Task directions: Search each line of the data for the word "Types"; copy every line where it is found.

Records supplied Start Marker

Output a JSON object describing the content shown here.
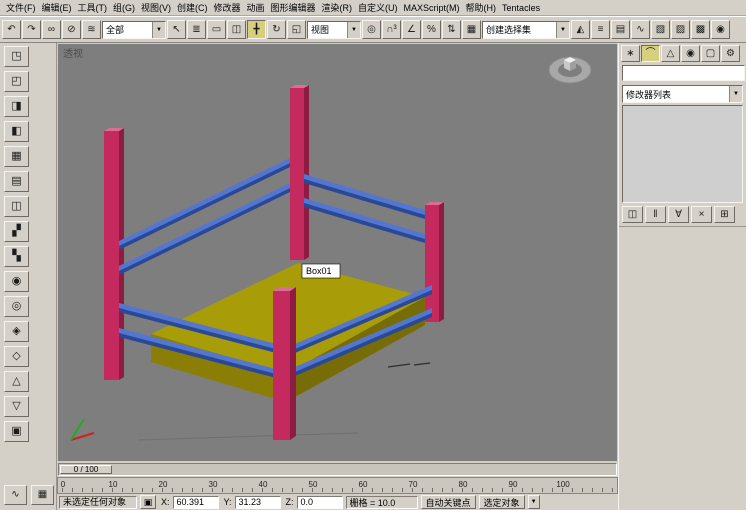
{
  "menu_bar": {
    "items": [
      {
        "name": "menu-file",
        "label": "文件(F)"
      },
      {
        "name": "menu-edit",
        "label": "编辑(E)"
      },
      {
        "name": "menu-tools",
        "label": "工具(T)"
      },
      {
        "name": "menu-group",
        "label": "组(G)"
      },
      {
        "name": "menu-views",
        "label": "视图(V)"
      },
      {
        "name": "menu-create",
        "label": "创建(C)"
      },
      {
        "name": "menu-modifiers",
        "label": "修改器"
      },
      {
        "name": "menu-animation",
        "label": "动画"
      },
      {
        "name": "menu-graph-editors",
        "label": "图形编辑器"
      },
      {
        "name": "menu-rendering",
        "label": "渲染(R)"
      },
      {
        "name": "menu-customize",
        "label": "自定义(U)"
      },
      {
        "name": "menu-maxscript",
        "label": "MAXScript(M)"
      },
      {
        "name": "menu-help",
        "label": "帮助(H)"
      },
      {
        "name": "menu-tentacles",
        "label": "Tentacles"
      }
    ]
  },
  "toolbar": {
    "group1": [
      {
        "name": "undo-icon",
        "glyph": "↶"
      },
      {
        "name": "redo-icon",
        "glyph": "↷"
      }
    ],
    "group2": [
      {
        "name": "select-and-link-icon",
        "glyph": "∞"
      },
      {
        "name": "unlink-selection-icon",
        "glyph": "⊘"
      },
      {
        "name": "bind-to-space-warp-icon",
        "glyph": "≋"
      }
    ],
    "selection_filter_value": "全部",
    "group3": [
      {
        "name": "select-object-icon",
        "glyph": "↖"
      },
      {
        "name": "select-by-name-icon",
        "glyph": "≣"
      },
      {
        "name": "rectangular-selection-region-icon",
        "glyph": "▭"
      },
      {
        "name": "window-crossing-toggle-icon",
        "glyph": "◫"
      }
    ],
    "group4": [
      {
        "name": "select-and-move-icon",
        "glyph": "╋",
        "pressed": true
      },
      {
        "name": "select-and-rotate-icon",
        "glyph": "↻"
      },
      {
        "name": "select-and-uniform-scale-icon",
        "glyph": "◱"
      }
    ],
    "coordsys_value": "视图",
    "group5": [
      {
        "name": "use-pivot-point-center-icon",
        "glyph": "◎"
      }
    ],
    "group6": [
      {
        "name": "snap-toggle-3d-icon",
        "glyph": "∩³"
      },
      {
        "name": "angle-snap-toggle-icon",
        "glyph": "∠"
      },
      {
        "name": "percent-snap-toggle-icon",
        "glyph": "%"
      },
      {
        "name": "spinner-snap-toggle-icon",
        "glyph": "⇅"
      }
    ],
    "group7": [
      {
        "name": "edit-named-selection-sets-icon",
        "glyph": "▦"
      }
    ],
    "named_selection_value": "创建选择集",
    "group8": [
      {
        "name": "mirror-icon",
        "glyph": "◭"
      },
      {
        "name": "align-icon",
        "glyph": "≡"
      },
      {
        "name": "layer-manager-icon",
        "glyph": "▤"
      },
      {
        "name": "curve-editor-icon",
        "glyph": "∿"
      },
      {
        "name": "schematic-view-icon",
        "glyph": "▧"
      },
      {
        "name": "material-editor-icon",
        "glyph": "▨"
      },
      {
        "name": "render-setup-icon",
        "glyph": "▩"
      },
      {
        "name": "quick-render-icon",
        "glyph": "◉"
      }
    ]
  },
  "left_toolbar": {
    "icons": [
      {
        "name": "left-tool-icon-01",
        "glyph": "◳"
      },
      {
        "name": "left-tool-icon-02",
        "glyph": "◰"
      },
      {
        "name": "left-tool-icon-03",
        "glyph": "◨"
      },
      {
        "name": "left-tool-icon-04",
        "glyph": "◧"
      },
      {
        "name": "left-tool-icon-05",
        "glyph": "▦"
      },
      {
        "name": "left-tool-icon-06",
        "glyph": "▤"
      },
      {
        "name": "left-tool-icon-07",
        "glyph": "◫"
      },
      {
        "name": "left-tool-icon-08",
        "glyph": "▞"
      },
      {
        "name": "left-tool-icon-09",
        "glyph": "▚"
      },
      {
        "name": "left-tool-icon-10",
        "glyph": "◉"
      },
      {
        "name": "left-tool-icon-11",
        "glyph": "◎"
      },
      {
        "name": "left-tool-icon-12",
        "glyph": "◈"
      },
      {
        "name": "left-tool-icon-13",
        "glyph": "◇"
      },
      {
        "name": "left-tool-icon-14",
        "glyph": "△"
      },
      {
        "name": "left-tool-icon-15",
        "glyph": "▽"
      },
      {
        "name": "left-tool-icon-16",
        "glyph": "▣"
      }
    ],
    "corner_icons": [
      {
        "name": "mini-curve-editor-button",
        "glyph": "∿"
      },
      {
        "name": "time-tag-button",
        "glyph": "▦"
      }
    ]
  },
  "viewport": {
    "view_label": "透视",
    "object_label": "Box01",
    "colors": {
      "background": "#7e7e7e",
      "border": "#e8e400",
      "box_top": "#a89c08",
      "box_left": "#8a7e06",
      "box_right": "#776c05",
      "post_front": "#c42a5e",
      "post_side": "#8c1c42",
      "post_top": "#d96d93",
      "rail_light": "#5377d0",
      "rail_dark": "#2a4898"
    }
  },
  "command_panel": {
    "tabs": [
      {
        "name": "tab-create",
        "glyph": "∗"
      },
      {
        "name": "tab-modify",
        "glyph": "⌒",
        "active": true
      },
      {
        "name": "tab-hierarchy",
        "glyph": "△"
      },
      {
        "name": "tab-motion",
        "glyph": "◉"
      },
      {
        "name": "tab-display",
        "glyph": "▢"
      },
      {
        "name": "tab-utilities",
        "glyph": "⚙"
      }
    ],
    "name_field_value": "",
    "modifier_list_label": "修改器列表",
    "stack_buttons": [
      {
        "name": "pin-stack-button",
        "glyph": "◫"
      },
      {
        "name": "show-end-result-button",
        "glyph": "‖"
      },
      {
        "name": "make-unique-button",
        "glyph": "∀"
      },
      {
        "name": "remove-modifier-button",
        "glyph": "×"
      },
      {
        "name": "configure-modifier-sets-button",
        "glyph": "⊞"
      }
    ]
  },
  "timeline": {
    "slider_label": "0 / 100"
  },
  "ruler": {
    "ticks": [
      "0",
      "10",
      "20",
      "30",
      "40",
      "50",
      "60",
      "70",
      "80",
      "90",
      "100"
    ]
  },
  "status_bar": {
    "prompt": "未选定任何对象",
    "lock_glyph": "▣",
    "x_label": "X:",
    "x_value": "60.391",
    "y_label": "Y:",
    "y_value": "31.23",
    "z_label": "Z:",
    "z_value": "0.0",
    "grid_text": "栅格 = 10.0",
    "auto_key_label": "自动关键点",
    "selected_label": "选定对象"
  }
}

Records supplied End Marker
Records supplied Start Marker

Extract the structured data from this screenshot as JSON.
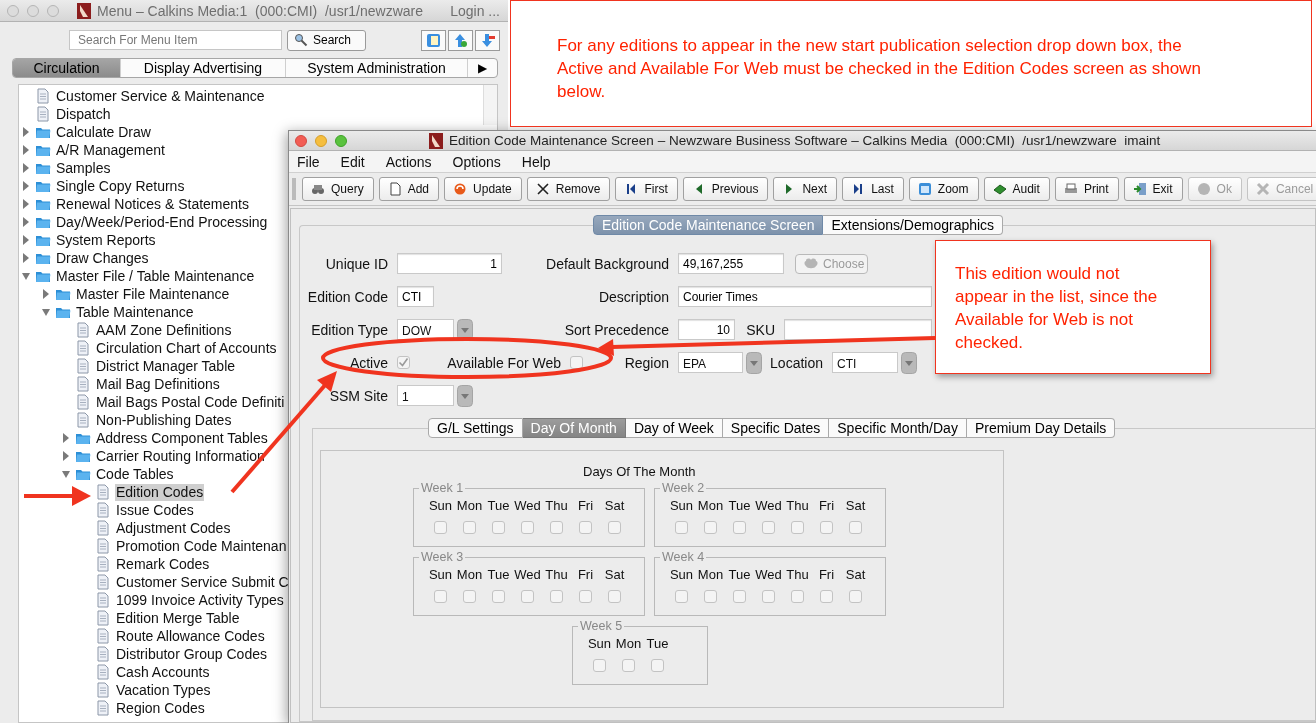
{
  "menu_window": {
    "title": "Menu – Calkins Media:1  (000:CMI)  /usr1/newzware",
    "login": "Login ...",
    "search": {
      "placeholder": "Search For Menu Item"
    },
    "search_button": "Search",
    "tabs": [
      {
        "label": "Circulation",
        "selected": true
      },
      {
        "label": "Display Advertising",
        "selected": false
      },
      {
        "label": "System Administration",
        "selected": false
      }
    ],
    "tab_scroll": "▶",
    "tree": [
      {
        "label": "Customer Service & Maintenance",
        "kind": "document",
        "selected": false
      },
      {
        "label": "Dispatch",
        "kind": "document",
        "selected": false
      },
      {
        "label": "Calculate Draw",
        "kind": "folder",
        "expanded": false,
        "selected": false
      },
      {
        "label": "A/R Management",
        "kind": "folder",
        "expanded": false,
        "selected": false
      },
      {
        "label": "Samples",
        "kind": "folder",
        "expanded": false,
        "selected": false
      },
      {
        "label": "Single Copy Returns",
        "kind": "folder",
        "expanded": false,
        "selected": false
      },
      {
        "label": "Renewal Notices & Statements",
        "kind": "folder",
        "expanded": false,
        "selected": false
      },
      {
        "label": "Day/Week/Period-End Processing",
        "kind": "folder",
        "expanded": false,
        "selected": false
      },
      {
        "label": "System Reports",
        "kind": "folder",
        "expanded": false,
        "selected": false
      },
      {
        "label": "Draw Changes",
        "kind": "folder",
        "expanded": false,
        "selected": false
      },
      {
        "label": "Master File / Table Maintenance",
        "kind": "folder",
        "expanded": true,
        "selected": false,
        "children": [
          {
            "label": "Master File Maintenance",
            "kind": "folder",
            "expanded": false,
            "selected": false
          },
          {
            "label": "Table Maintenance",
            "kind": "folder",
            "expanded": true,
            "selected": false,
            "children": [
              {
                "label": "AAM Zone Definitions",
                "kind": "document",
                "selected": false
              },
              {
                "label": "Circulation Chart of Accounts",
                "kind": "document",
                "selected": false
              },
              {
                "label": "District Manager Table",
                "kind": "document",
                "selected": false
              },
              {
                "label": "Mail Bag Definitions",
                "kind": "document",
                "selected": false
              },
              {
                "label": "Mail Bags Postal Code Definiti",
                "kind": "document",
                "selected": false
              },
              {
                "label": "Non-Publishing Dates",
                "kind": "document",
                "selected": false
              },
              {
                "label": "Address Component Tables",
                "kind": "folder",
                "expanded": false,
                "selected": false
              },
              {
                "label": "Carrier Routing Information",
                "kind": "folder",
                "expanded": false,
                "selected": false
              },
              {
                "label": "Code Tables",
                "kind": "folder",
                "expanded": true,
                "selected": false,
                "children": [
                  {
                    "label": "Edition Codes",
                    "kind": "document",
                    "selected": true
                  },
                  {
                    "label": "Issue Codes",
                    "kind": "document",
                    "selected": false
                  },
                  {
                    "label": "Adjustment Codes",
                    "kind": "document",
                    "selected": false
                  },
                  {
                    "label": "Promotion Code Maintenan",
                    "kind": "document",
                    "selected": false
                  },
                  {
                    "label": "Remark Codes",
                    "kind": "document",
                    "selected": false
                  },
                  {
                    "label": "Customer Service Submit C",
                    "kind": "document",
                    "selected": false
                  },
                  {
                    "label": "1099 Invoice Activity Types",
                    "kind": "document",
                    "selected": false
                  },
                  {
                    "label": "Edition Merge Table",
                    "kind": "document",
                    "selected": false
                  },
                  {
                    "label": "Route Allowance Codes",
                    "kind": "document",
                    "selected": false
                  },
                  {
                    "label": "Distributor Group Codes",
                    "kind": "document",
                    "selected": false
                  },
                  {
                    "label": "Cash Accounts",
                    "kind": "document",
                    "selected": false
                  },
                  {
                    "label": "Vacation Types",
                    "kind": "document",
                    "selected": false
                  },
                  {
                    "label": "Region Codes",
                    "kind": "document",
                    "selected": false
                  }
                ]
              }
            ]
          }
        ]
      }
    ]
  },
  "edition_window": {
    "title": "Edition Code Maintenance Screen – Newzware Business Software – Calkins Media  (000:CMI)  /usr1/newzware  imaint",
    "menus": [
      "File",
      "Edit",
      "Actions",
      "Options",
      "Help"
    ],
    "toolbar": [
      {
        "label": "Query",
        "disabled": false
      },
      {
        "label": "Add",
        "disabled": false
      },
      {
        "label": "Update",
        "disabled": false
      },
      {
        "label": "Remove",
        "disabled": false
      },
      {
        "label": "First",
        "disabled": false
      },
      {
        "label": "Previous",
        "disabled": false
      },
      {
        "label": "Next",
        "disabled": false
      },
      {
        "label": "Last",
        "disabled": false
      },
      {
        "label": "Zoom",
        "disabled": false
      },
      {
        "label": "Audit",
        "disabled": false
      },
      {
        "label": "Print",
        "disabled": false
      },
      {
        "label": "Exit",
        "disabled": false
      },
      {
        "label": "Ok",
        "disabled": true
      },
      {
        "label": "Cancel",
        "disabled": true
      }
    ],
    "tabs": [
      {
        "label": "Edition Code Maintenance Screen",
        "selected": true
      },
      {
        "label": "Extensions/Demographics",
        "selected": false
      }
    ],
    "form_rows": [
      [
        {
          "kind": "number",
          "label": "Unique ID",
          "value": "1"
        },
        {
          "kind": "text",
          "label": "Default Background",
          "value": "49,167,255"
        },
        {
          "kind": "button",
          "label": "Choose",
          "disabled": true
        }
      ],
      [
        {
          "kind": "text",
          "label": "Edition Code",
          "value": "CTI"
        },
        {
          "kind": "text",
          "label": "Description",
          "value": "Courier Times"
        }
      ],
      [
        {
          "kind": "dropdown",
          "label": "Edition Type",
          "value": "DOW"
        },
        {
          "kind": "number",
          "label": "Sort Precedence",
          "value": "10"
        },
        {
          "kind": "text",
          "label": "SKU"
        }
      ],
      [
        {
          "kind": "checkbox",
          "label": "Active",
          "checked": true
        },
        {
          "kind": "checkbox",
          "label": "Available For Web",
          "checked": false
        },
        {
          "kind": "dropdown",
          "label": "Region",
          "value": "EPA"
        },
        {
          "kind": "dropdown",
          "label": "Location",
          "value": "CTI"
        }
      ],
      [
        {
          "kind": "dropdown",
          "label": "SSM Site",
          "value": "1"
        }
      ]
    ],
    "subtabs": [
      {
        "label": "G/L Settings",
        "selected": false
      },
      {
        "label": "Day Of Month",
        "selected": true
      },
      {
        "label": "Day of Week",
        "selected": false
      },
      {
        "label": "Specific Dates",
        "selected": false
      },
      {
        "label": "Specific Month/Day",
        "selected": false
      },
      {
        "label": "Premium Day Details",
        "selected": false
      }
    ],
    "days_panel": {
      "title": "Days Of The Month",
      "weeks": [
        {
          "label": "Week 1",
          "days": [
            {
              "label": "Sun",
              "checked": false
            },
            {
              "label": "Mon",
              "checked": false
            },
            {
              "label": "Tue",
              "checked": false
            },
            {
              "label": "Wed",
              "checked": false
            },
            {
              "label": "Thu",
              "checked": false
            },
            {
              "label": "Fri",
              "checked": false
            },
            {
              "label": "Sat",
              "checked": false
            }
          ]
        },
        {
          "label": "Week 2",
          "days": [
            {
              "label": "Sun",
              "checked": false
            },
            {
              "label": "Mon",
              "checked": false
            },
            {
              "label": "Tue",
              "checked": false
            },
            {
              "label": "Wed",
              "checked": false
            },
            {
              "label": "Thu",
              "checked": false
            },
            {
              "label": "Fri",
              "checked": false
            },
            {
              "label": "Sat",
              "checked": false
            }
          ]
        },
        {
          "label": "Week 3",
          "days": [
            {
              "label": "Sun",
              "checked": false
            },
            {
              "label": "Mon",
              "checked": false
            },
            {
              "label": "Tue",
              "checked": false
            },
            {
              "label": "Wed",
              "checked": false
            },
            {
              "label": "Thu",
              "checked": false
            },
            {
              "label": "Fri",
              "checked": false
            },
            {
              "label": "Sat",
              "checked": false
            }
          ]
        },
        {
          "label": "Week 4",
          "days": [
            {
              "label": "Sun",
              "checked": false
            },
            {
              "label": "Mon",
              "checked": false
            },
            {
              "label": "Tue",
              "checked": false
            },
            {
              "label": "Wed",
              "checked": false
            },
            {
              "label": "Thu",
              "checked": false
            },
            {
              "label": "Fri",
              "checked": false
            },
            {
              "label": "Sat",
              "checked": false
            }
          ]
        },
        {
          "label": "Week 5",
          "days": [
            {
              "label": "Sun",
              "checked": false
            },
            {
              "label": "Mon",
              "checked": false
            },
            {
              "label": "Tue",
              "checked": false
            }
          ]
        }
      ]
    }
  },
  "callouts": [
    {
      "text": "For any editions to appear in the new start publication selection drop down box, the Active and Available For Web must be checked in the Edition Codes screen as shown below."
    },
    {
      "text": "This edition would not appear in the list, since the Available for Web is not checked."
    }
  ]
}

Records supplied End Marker

Written answer:
                    "label": "1099 Invoice Activity Types",
                    "label": "Vacation Types",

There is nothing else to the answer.